$3.5 million allocated for high school substance abuse prevention
Tuesday, Jan. 17, 2017
PHOENIX – The Governor’s Office for Youth, Faith and Family will release about $3.5 million in new funding for substance abuse prevention programs for high school youth – a key demographic to target when tackling Arizona’s opioid epidemic.
Debbie Moak, director of the office, said at a news conference on Tuesday to discuss Arizona’s opioid epidemic that Gov. Doug Ducey has placed priority on combatting substance abuse. A critical part of the effort is prevention, especially for Arizona’s youth, she said.
“I want people to begin looking further upstream to prevent first-use by our youth,” Moak said. “Ninety percent of all addiction occurs from youth starting to drink and use drugs during the teen years. To me, that’s a clear target. That has a bullseye on it and I know where to direct my resources.”

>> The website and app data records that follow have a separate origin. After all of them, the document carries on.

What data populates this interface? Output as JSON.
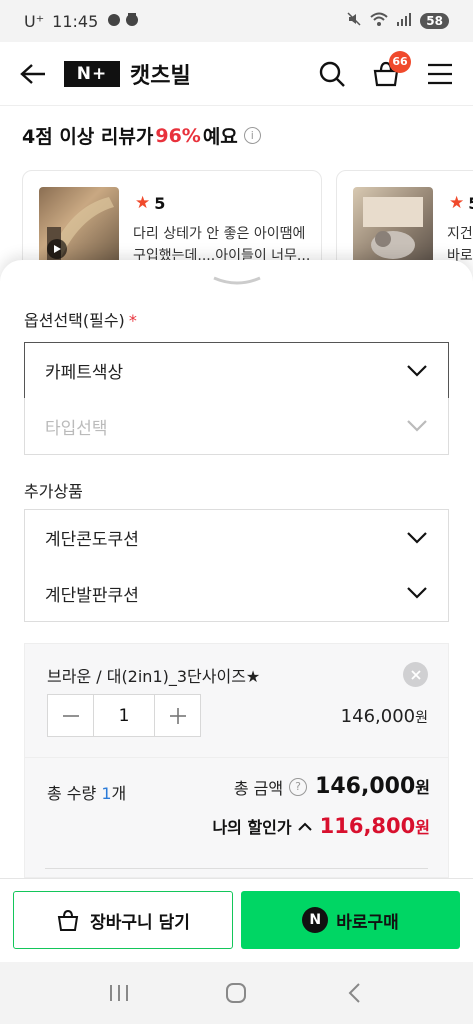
{
  "status_bar": {
    "carrier": "U⁺",
    "time": "11:45",
    "battery": "58"
  },
  "header": {
    "logo": "N+",
    "store_name": "캣츠빌",
    "cart_count": "66"
  },
  "reviews": {
    "title_prefix": "4점 이상 리뷰가 ",
    "title_percent": "96%",
    "title_suffix": "예요",
    "cards": [
      {
        "rating": "5",
        "text": "다리 상테가 안 좋은 아이땜에 구입했는데....아이들이 너무..."
      },
      {
        "rating": "5",
        "text": "지건\n바로"
      }
    ]
  },
  "options": {
    "label": "옵션선택(필수)",
    "required_mark": "*",
    "select1": "카페트색상",
    "select2": "타입선택"
  },
  "additional": {
    "label": "추가상품",
    "select1": "계단콘도쿠션",
    "select2": "계단발판쿠션"
  },
  "selected_item": {
    "name": "브라운 / 대(2in1)_3단사이즈★",
    "quantity": "1",
    "price": "146,000",
    "currency": "원"
  },
  "summary": {
    "total_qty_label": "총 수량 ",
    "total_qty_num": "1",
    "total_qty_unit": "개",
    "total_amount_label": "총 금액",
    "total_amount": "146,000",
    "currency": "원",
    "discount_label": "나의 할인가",
    "discount_price": "116,800"
  },
  "actions": {
    "cart_label": "장바구니 담기",
    "buy_label": "바로구매",
    "npay_letter": "N"
  },
  "colors": {
    "accent_red": "#e8323c",
    "naver_green": "#00d664",
    "discount_red": "#d8102e"
  }
}
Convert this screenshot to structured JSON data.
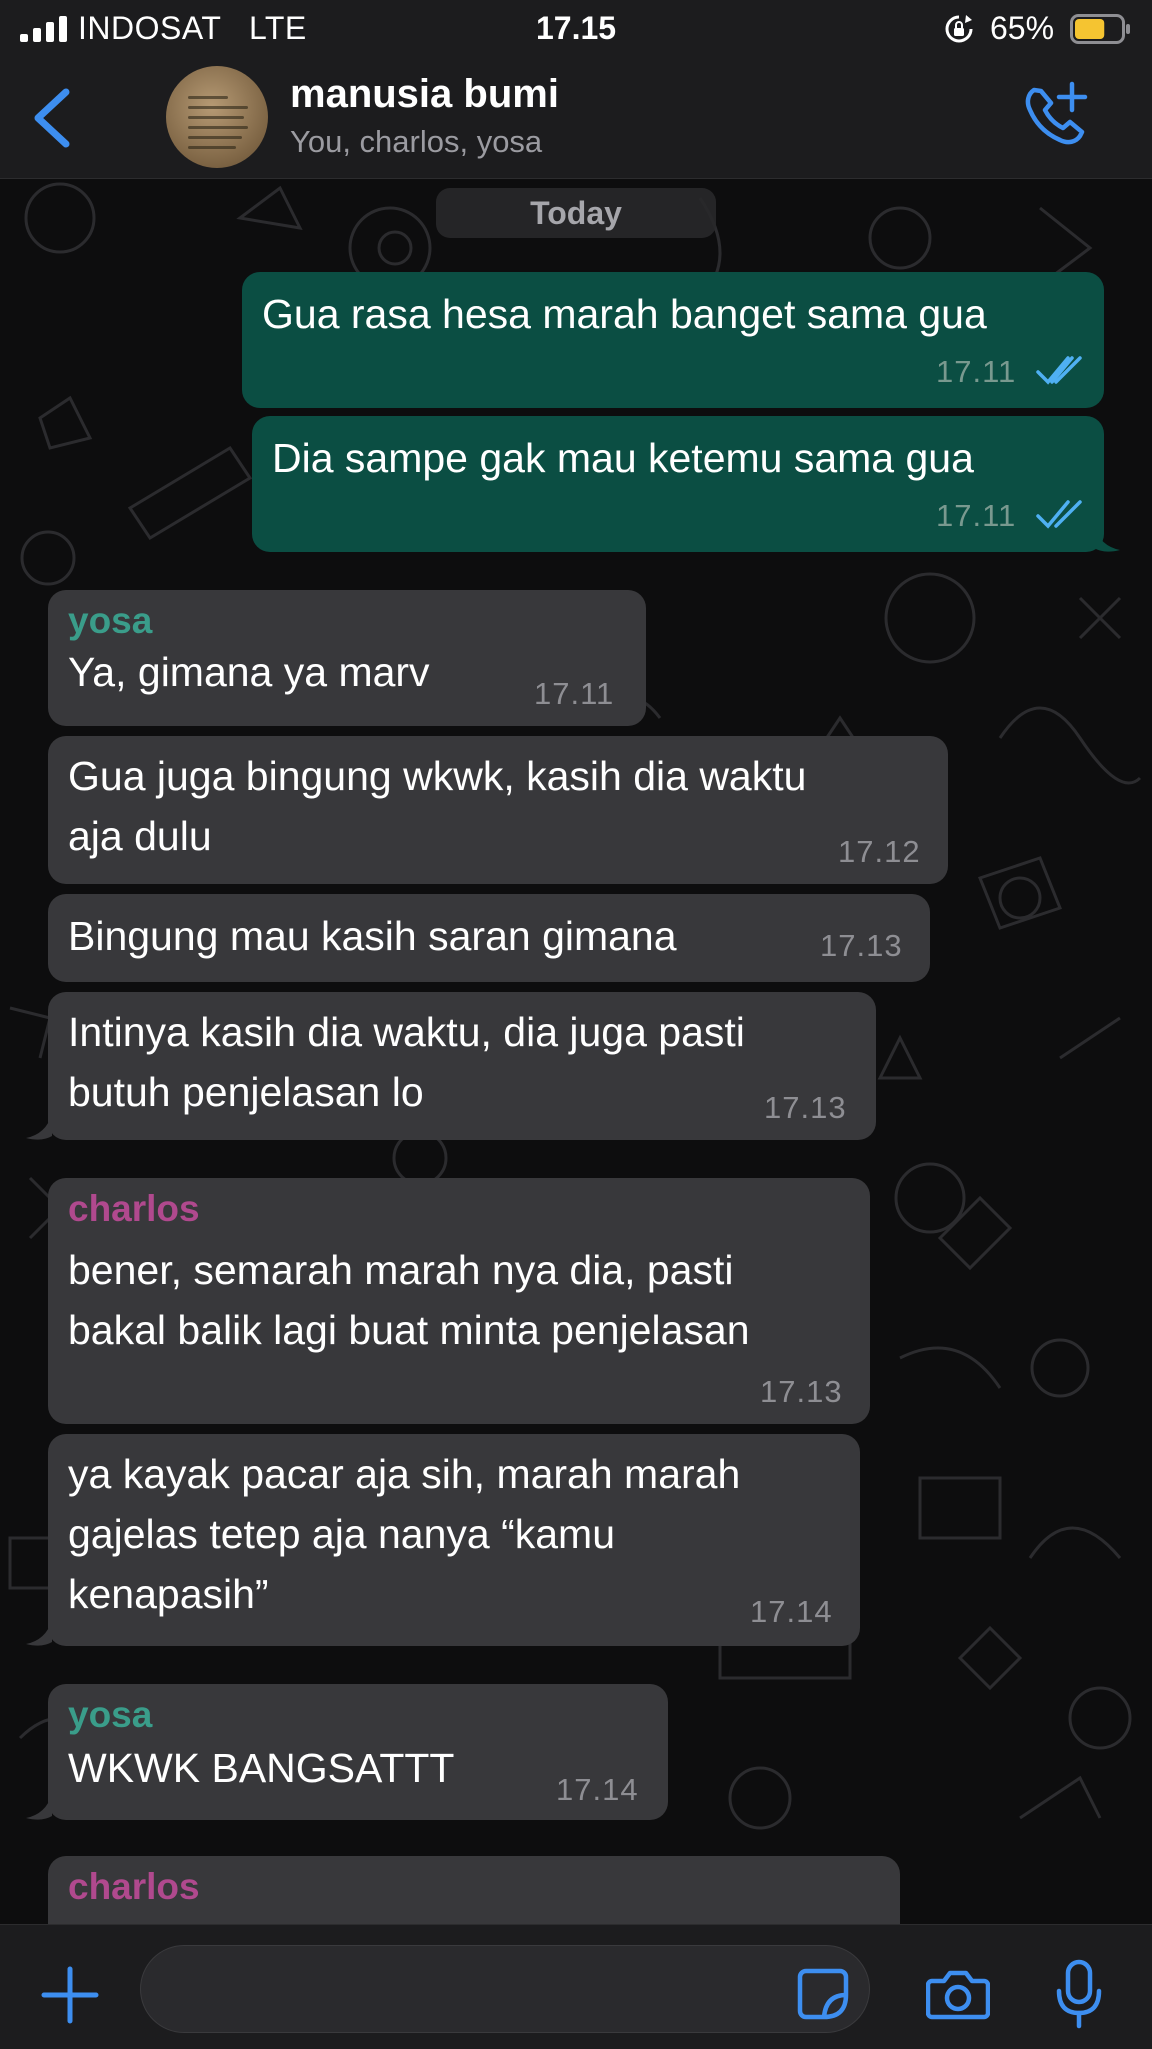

The announcement came one week after the premiere of “HookedRx: From Prescription to Addiction,” a 30-minute documentary by Cronkite News that examined Arizona’s prescription opioid epidemic. The documentary, which was produced in partnership with the Arizona Broadcasters Association, was broadcast on all Arizona television stations and most radio stations.
“I applaud the efforts of ASU and the students who created this awareness,” Moak said. “But we realize that as this epidemic, opioid addiction, sweeps the nation and here in Arizona, that there needed to be a strong call to action. The communities needed a response to the airing of ‘Hooked.’ ”
The funding comes from the substance abuse prevention and treatment block grant, a federal grant from the Substance Abuse and Mental Health Services Administration. The grant mandates that 20 percent of the funds be allocated for preventative measures, though the $3.5 million is only a portion of that 20 percent.
“Through this competitive grant process, those funds will be available,” Moak said.
High schools can apply for prevention program funding through procure.az.gov.
“We’re very excited,” Moak said. “We’re hearing the enthusiasm from high schools that they can embed these programs into their high school.”
As part of Ducey’s effort to reduce opioid abuse, the governor created a task force that made 104 recommendations to tackle the issue in Arizona. More than 600 people died in Arizona in 2015 from opioid addiction and overdoses, and Ducey has set a goal to reduce opioid deaths by 25 percent by 2018, according to Arizona Department of Health Services director Dr. Cara Christ. The governor is aiming to cut opioid deaths in half by 2021.
Christ said the task force’s major focuses are to reverse overdose deaths by administering naloxone, a life-saving drug available without prescription, expanding access to treatment and prevention efforts to combat prescription opioid abuse.
“Our goal is get 85 percent of Arizona’s population covered by first responders who are trained and carrying naloxone. Because again, minutes count,” Christ said. “We’re also going to be developing education to help family, friends and others at risk of overdose, teaching them the importance of having naloxone easily accessible and the critical steps to take if someone does overdose and you need to administer.”
In addition to targeting high school youth, the state has launched a pilot program administered in one seventh-grade classroom in each of Arizona’s 15 counties, along with rethinkrxabuse.org to draw more attention to substance abuse prevention education.
According to Moak, the substance abuse in Arizona has come to the point where expanded treatment is necessary, but prevention among youth is critical to curb the epidemic.
“We have to save lives, but we have to go back to what we know, which is that we can prevent,” Moak said.